***** Information shown

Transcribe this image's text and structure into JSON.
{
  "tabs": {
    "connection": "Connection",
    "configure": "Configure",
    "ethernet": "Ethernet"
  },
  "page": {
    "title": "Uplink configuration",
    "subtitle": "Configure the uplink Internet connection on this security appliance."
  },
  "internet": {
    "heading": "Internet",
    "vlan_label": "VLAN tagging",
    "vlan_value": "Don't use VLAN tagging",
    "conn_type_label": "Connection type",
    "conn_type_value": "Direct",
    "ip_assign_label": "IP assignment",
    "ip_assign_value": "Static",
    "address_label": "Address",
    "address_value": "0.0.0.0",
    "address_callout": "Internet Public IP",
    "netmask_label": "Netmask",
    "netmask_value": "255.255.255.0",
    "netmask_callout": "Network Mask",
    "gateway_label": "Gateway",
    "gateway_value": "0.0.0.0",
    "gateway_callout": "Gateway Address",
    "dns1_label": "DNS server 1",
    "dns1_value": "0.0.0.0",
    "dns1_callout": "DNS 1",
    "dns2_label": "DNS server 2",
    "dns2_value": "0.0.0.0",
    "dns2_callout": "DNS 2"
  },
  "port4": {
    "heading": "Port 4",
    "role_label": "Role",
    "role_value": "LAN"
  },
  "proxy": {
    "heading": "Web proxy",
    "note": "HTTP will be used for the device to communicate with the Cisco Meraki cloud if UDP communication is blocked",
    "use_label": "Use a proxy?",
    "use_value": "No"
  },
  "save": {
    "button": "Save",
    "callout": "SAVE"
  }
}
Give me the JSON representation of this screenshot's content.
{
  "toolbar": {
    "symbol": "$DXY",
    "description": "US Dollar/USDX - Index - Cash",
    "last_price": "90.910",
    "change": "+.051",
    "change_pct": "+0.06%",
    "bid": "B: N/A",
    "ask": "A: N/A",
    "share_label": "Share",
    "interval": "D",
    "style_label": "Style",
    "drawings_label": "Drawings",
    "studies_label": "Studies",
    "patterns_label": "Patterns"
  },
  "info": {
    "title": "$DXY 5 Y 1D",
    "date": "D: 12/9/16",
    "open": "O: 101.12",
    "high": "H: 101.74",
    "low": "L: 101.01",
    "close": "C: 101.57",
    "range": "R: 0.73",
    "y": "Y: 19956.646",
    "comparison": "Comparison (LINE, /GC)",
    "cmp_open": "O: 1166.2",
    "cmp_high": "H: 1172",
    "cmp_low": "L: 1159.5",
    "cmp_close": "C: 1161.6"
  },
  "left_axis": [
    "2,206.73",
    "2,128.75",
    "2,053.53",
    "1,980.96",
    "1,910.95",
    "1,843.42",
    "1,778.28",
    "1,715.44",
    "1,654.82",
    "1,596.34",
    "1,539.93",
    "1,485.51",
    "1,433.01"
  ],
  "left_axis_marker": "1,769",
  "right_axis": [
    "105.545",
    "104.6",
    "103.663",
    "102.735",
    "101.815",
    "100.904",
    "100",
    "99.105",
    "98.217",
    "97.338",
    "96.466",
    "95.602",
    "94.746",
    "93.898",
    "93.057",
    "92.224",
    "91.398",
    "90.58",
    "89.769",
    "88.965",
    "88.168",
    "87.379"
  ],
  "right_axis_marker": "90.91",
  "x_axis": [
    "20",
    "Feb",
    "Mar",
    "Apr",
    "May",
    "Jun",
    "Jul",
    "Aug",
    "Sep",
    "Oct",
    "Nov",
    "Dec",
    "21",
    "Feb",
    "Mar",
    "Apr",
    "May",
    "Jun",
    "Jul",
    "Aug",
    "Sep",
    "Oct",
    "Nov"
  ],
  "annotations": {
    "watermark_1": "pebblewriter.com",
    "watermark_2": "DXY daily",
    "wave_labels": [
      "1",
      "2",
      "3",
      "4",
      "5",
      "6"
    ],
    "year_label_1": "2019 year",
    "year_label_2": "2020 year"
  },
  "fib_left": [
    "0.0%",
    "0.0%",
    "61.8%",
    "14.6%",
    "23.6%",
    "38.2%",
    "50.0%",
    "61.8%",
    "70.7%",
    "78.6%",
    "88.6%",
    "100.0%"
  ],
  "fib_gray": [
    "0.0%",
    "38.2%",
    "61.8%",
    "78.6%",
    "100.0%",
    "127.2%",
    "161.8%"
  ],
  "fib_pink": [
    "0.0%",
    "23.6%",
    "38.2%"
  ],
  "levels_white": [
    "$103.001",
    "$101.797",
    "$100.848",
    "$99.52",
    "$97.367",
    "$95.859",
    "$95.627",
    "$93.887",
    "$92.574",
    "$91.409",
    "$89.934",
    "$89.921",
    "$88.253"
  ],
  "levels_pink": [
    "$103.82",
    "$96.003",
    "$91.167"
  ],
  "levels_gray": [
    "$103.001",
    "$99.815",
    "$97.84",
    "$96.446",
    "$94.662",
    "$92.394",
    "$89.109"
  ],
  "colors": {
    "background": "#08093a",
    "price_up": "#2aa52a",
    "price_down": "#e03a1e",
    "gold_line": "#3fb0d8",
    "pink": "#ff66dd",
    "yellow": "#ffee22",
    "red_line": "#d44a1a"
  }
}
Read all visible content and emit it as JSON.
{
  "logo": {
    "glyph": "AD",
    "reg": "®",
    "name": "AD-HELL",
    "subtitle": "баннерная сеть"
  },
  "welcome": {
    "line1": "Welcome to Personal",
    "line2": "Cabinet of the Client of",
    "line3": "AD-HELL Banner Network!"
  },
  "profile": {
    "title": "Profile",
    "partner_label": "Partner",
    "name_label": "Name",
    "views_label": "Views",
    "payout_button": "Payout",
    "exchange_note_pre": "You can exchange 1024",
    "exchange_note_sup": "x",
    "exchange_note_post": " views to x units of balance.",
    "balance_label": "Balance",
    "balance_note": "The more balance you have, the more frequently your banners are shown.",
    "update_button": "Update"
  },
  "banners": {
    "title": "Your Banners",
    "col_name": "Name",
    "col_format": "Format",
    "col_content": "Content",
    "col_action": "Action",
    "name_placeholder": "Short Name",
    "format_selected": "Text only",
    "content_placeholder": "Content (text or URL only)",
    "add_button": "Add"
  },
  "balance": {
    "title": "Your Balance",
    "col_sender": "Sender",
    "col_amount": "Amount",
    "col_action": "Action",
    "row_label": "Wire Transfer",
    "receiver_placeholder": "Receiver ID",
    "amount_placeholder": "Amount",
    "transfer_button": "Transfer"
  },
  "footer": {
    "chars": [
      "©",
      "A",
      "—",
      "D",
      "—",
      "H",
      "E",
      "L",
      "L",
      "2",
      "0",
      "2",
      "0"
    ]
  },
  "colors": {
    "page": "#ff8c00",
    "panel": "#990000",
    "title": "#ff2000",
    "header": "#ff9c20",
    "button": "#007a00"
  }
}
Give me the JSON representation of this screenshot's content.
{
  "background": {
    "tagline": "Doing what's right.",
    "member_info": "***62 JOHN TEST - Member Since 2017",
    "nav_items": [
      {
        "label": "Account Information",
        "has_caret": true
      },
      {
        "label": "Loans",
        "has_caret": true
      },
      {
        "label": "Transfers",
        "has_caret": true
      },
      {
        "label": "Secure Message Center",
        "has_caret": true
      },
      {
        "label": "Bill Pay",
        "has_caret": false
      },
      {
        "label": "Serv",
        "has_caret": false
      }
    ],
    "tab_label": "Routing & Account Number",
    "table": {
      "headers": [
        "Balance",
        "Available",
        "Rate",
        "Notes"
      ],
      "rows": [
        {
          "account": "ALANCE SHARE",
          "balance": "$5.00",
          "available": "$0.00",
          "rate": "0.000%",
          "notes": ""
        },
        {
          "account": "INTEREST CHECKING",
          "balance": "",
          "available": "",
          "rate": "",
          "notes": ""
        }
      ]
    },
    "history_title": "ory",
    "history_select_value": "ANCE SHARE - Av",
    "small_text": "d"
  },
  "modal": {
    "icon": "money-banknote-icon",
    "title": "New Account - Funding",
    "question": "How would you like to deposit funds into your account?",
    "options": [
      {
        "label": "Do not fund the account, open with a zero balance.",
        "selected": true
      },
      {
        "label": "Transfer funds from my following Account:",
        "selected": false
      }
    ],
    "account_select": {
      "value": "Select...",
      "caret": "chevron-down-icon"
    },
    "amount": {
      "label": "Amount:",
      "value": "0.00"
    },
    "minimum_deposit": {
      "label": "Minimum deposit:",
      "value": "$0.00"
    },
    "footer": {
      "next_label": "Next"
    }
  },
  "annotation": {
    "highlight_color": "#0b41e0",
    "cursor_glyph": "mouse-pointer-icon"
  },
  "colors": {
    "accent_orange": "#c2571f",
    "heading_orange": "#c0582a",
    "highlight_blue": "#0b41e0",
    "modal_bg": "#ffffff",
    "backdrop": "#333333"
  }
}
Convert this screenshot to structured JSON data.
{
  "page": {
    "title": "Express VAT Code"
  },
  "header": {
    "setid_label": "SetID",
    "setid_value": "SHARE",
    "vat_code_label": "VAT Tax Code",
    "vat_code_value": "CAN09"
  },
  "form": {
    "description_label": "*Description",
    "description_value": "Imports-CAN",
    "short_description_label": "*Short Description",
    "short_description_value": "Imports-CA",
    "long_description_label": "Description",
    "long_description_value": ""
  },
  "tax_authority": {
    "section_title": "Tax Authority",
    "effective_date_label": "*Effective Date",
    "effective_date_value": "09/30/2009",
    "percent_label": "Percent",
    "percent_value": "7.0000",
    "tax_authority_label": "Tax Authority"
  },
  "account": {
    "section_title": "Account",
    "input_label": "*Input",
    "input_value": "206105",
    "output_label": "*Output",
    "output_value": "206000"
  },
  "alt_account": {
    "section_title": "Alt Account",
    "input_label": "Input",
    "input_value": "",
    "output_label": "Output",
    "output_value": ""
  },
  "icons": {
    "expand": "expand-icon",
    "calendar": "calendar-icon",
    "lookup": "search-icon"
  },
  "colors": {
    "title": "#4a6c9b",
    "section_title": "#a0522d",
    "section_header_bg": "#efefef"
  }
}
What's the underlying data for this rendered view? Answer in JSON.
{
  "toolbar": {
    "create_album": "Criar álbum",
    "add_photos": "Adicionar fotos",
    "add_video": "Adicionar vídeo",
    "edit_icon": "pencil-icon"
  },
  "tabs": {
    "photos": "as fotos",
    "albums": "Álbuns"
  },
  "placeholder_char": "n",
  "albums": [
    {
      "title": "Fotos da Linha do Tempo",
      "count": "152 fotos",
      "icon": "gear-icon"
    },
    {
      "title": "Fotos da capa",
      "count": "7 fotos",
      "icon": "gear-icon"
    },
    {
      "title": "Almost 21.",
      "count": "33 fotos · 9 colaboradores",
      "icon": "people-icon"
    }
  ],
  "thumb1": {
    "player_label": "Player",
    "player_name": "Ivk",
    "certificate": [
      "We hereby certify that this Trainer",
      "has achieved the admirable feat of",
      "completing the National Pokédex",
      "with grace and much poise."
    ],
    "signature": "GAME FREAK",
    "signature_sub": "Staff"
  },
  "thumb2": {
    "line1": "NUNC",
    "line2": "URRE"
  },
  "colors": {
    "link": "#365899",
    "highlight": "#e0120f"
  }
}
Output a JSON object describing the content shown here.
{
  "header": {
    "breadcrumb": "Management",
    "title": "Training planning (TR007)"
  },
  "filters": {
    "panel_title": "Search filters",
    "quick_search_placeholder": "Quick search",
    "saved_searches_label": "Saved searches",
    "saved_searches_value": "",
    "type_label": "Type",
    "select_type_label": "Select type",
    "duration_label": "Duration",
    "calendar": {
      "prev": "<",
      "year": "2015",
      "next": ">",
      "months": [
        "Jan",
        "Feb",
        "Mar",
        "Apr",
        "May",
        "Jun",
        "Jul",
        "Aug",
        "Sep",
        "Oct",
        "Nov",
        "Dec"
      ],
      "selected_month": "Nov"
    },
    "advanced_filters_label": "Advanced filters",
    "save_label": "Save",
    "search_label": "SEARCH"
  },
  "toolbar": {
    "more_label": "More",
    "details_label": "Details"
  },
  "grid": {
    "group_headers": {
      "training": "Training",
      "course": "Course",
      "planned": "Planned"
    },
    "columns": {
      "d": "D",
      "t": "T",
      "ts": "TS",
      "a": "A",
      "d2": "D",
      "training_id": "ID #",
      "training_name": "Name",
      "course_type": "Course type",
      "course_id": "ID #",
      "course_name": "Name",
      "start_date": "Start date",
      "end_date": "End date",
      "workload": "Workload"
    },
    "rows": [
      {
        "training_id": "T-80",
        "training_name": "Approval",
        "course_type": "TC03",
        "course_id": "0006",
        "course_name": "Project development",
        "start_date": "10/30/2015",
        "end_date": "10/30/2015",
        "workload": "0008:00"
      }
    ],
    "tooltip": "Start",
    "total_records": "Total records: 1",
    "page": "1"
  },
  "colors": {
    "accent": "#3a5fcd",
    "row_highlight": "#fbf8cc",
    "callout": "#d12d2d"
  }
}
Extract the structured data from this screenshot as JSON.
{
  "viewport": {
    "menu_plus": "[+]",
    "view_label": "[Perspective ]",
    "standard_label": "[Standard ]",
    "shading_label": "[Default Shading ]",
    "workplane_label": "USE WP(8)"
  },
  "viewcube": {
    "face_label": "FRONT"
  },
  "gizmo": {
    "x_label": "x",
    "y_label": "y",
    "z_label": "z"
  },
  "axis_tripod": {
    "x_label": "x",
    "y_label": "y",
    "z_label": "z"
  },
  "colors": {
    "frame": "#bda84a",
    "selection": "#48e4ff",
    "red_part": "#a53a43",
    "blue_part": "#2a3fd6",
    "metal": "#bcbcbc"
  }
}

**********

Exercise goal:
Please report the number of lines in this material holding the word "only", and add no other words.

Final answer:
2